- a. A drama or literary work in which the main character is brought to ruin or suffers extreme sorrow, especially as a consequence of a tragic flaw, moral weakness, or inability to cope with unfavorable circumstances.b. The genre made up of such works.c. The art or theory of writing or producing these works.
- A play, film, television program, or other narrative work that portrays or depicts calamitous events and has an unhappy but meaningful ending.
- A disastrous event, especially one involving distressing loss or injury to life: an expedition that ended in tragedy, with all hands lost at sea.
- A tragic aspect or element.
Origin: Middle English tragedie, from Old French, from Latin tragoedia, from Greek tragōidiā : tragos, goat + aoidē, ōidē, song; see wed-2 in Indo-European roots.

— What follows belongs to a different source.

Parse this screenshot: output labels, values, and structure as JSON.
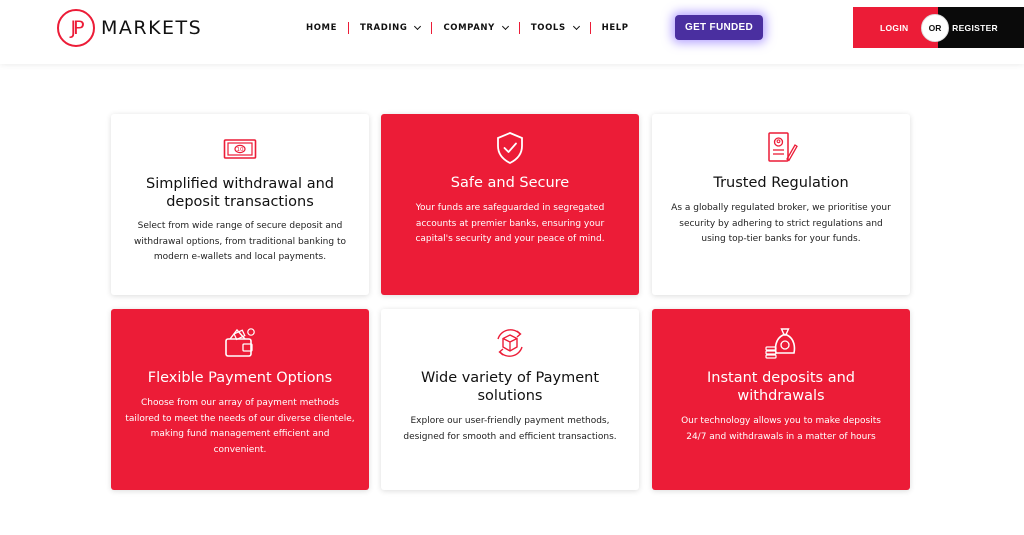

tragedy - Cultural Definition
A serious drama in which a central character, the protagonist — usually an important, heroic person — meets with disaster either through some personal fault or through unavoidable circumstances. In most cases, the protagonist's downfall conveys a sense of human dignity in the face of great conflict. Tragedy originated in ancient Greece in the works of Aeschylus, Sophocles, and Euripides. In modern times, it achieved excellence with William Shakespeare in such works as Hamlet, King Lear, Macbeth, and Othello. Twentieth-century tragedies include Death of a Salesman, by Arthur Miller, and Murder in the Cathedral, by T. S. Eliot.